With the latest round of dollars being thrown at associates, there just may be some in-house counsel in major corporations who will think that large law firms have crossed the line – certainly for some corporate work that doesn’t require the “top” law firms to begin with. Accordingly, there is a VERY good chance that small to mid-size law firms, with their more reasonable pay grades and hourly rates, will pick up more of that corporate work, if they play their legal marketing cards smartly.
Why, you say?
We know that corporate America is sensitive to legal costs, and general counsels are increasingly coming under pressure to lower their legal bills. First, we have salaries for some first years raised to $160,000. Then, we hear about the billable hour rate for some lawyers topping $1,000 per hour. Now, we have several firms that have announced (not one but two) bonuses for associates as the year comes to a close. Apparently, they are making just scads of money. Ya think?

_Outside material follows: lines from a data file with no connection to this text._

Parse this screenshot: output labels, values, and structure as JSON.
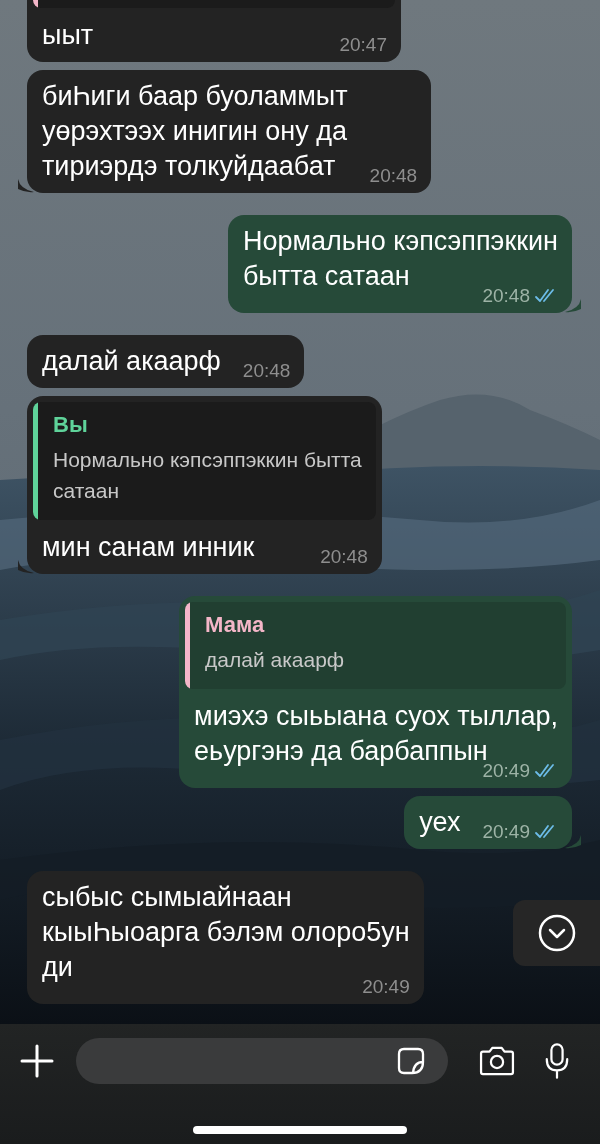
{
  "messages": [
    {
      "kind": "incoming",
      "tail": false,
      "quote": {
        "color": "#f4b6c8"
      },
      "lines": [
        "ыыт"
      ],
      "time": "20:47"
    },
    {
      "kind": "incoming",
      "tail": true,
      "lines": [
        "биҺиги баар буоламмыт",
        "уөрэхтээх инигин ону да",
        "тириэрдэ толкуйдаабат"
      ],
      "time": "20:48"
    },
    {
      "kind": "outgoing",
      "tail": true,
      "read": true,
      "lines": [
        "Нормально кэпсэппэккин",
        "бытта сатаан"
      ],
      "time": "20:48"
    },
    {
      "kind": "incoming",
      "tail": false,
      "lines": [
        "далай акаарф"
      ],
      "time": "20:48"
    },
    {
      "kind": "incoming",
      "tail": true,
      "quote": {
        "color": "#5fd39a",
        "author": "Вы",
        "lines": [
          "Нормально кэпсэппэккин бытта",
          "сатаан"
        ]
      },
      "lines": [
        "мин санам инник"
      ],
      "time": "20:48"
    },
    {
      "kind": "outgoing",
      "tail": false,
      "read": true,
      "quote": {
        "color": "#f4b6c8",
        "author": "Мама",
        "lines": [
          "далай акаарф"
        ]
      },
      "lines": [
        "миэхэ сыьыана суох тыллар,",
        "еьургэнэ да барбаппын"
      ],
      "time": "20:49"
    },
    {
      "kind": "outgoing",
      "tail": true,
      "read": true,
      "lines": [
        "уех"
      ],
      "time": "20:49"
    },
    {
      "kind": "incoming",
      "tail": false,
      "lines": [
        "сыбыс сымыайнаан",
        "кыыҺыоарга бэлэм олоро5ун",
        "ди"
      ],
      "time": "20:49"
    }
  ],
  "composer": {
    "scroll_down_button": true
  }
}
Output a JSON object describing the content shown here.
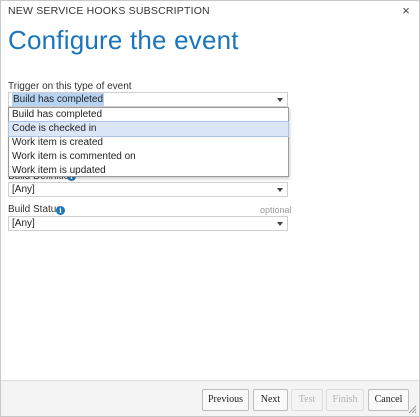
{
  "dialog": {
    "title": "NEW SERVICE HOOKS SUBSCRIPTION",
    "close_glyph": "×",
    "heading": "Configure the event"
  },
  "trigger": {
    "label": "Trigger on this type of event",
    "selected": "Build has completed",
    "options": [
      "Build has completed",
      "Code is checked in",
      "Work item is created",
      "Work item is commented on",
      "Work item is updated"
    ],
    "highlighted_option": "Code is checked in"
  },
  "build_definition": {
    "label": "Build Definition",
    "value": "[Any]"
  },
  "build_status": {
    "label": "Build Status",
    "optional": "optional",
    "value": "[Any]"
  },
  "icons": {
    "info": "i",
    "close": "close-icon",
    "resize": "resize-grip-icon"
  },
  "buttons": {
    "previous": "Previous",
    "next": "Next",
    "test": "Test",
    "finish": "Finish",
    "cancel": "Cancel"
  },
  "colors": {
    "accent": "#1b75bb",
    "selection": "#b6d4f2",
    "highlight": "#dbe7f7"
  }
}
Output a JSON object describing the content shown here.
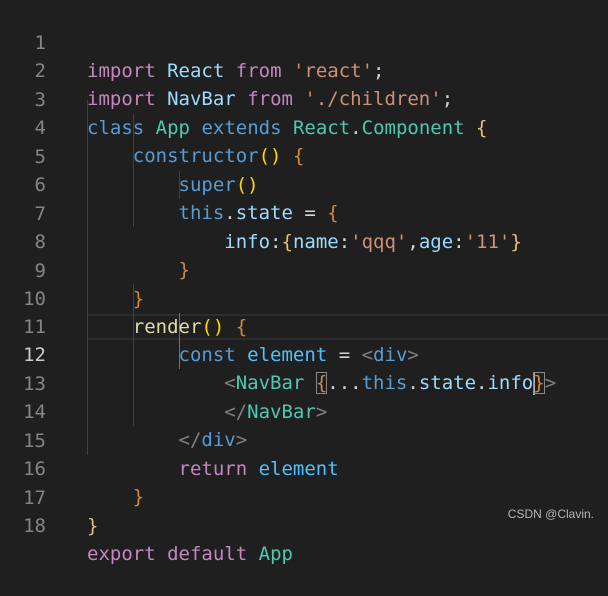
{
  "editor": {
    "active_line": 12,
    "line_numbers": [
      "1",
      "2",
      "3",
      "4",
      "5",
      "6",
      "7",
      "8",
      "9",
      "10",
      "11",
      "12",
      "13",
      "14",
      "15",
      "16",
      "17",
      "18"
    ],
    "lines": {
      "l1": {
        "t0": "import",
        "t1": "React",
        "t2": "from",
        "t3": "'react'",
        "t4": ";"
      },
      "l2": {
        "t0": "import",
        "t1": "NavBar",
        "t2": "from",
        "t3": "'./children'",
        "t4": ";"
      },
      "l3": {
        "t0": "class",
        "t1": "App",
        "t2": "extends",
        "t3": "React",
        "t4": ".",
        "t5": "Component",
        "t6": "{"
      },
      "l4": {
        "t0": "constructor",
        "t1": "()",
        "t2": "{"
      },
      "l5": {
        "t0": "super",
        "t1": "()"
      },
      "l6": {
        "t0": "this",
        "t1": ".",
        "t2": "state",
        "t3": "=",
        "t4": "{"
      },
      "l7": {
        "t0": "info",
        "t1": ":",
        "t2": "{",
        "t3": "name",
        "t4": ":",
        "t5": "'qqq'",
        "t6": ",",
        "t7": "age",
        "t8": ":",
        "t9": "'11'",
        "t10": "}"
      },
      "l8": {
        "t0": "}"
      },
      "l9": {
        "t0": "}"
      },
      "l10": {
        "t0": "render",
        "t1": "()",
        "t2": "{"
      },
      "l11": {
        "t0": "const",
        "t1": "element",
        "t2": "=",
        "t3": "<",
        "t4": "div",
        "t5": ">"
      },
      "l12": {
        "t0": "<",
        "t1": "NavBar",
        "t2": "{",
        "t3": "...",
        "t4": "this",
        "t5": ".",
        "t6": "state",
        "t7": ".",
        "t8": "info",
        "t9": "}",
        "t10": ">"
      },
      "l13": {
        "t0": "</",
        "t1": "NavBar",
        "t2": ">"
      },
      "l14": {
        "t0": "</",
        "t1": "div",
        "t2": ">"
      },
      "l15": {
        "t0": "return",
        "t1": "element"
      },
      "l16": {
        "t0": "}"
      },
      "l17": {
        "t0": "}"
      },
      "l18": {
        "t0": "export",
        "t1": "default",
        "t2": "App"
      }
    }
  },
  "watermark": "CSDN @Clavin."
}
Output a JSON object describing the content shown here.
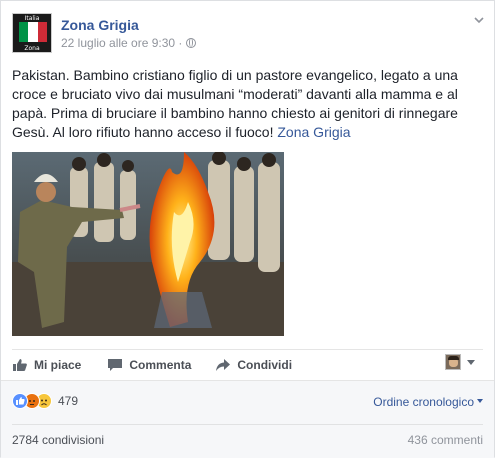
{
  "post": {
    "page_name": "Zona Grigia",
    "avatar_caption_top": "Italia",
    "avatar_caption_bottom": "Zona Grigia",
    "timestamp": "22 luglio alle ore 9:30 · ",
    "text": "Pakistan. Bambino cristiano figlio di un pastore evangelico, legato a una croce e bruciato vivo dai musulmani “moderati” davanti alla mamma e al papà. Prima di bruciare il bambino hanno chiesto ai genitori di rinnegare Gesù. Al loro rifiuto hanno acceso il fuoco! ",
    "text_link": "Zona Grigia"
  },
  "actions": {
    "like": "Mi piace",
    "comment": "Commenta",
    "share": "Condividi"
  },
  "stats": {
    "reaction_count": "479",
    "order_label": "Ordine cronologico",
    "shares": "2784 condivisioni",
    "comments": "436 commenti"
  },
  "icons": {
    "privacy": "globe-icon",
    "menu": "chevron-down-icon",
    "reactions": [
      "like-reaction-icon",
      "angry-reaction-icon",
      "sad-reaction-icon"
    ]
  },
  "colors": {
    "link": "#365899",
    "text": "#1d2129",
    "muted": "#90949c",
    "flag_green": "#009246",
    "flag_white": "#ffffff",
    "flag_red": "#ce2b37",
    "fire": "#ff8a00"
  }
}
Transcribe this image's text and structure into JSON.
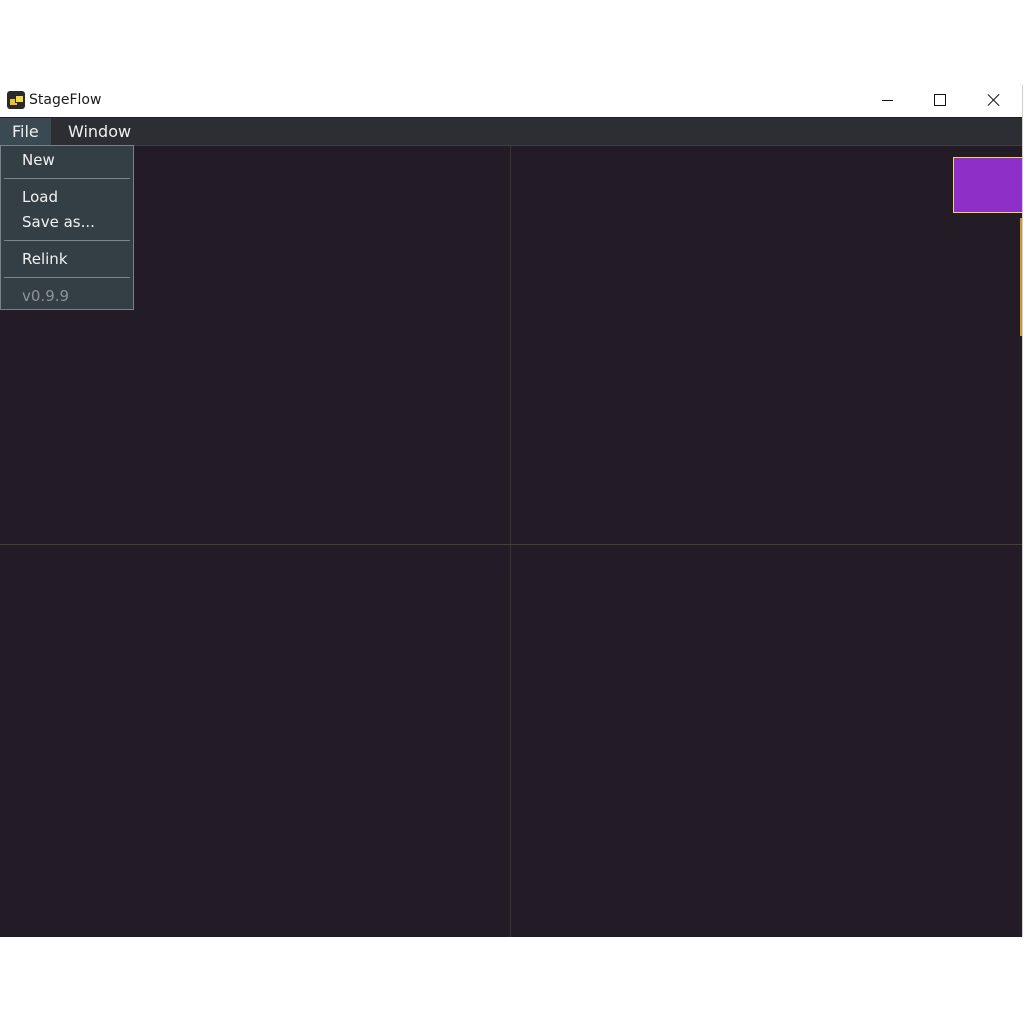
{
  "window": {
    "title": "StageFlow",
    "controls": {
      "minimize": "minimize-icon",
      "maximize": "maximize-icon",
      "close": "close-icon"
    }
  },
  "menubar": {
    "items": [
      {
        "label": "File"
      },
      {
        "label": "Window"
      }
    ]
  },
  "file_menu": {
    "items": [
      {
        "label": "New"
      },
      {
        "label": "Load"
      },
      {
        "label": "Save as..."
      },
      {
        "label": "Relink"
      }
    ],
    "version": "v0.9.9"
  },
  "colors": {
    "canvas_background": "#231c27",
    "node_fill": "#8e30c8",
    "node_border": "#f0d84a",
    "menu_background": "#333e45"
  }
}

Recently, Cravath, Swaine & Moore announced “two bonuses totaling $45,000 for first years, and going up to $110,000 for senior associates,” (emphasis mine) according to a New York Lawyer article. (sorry link broken). This was after Clifford Chance announced a “one-time bonus (we’ll see about that) of $10,000 to $50,000 and a year-end bonus of $30,000 to $65,000,” according to the same article. Others following suit include Shearman & Sterling, Fried Frank, Cleary Gottlieb, and Simpson Thacher. That certainly isn’t the end of it, as others are sure to jump on board.
That is precisely why this latest example of BigLaw excess won’t sit well with many general counsel. And, it certainly won’t help the latter’s position with his/her CEO and their board. Further, we know that 38% of in-house counsel think law firms make too much money, and some 58% are “outraged” over the latest increase in first year salaries, according to a Altman Weil survey. It’s as if law firms at this level are oblivious to what their clients think, and are more concerned about a competitor outdoing them when it comes to paying associates.
Therein lays the opening for smaller firms that get their marketing and business development act together. It is an absolute certainty, if we believe what in-house counsels are telling us, that opportunities abound for smart, qualified, and less expensive law firms to pick up more of large corporations’ work.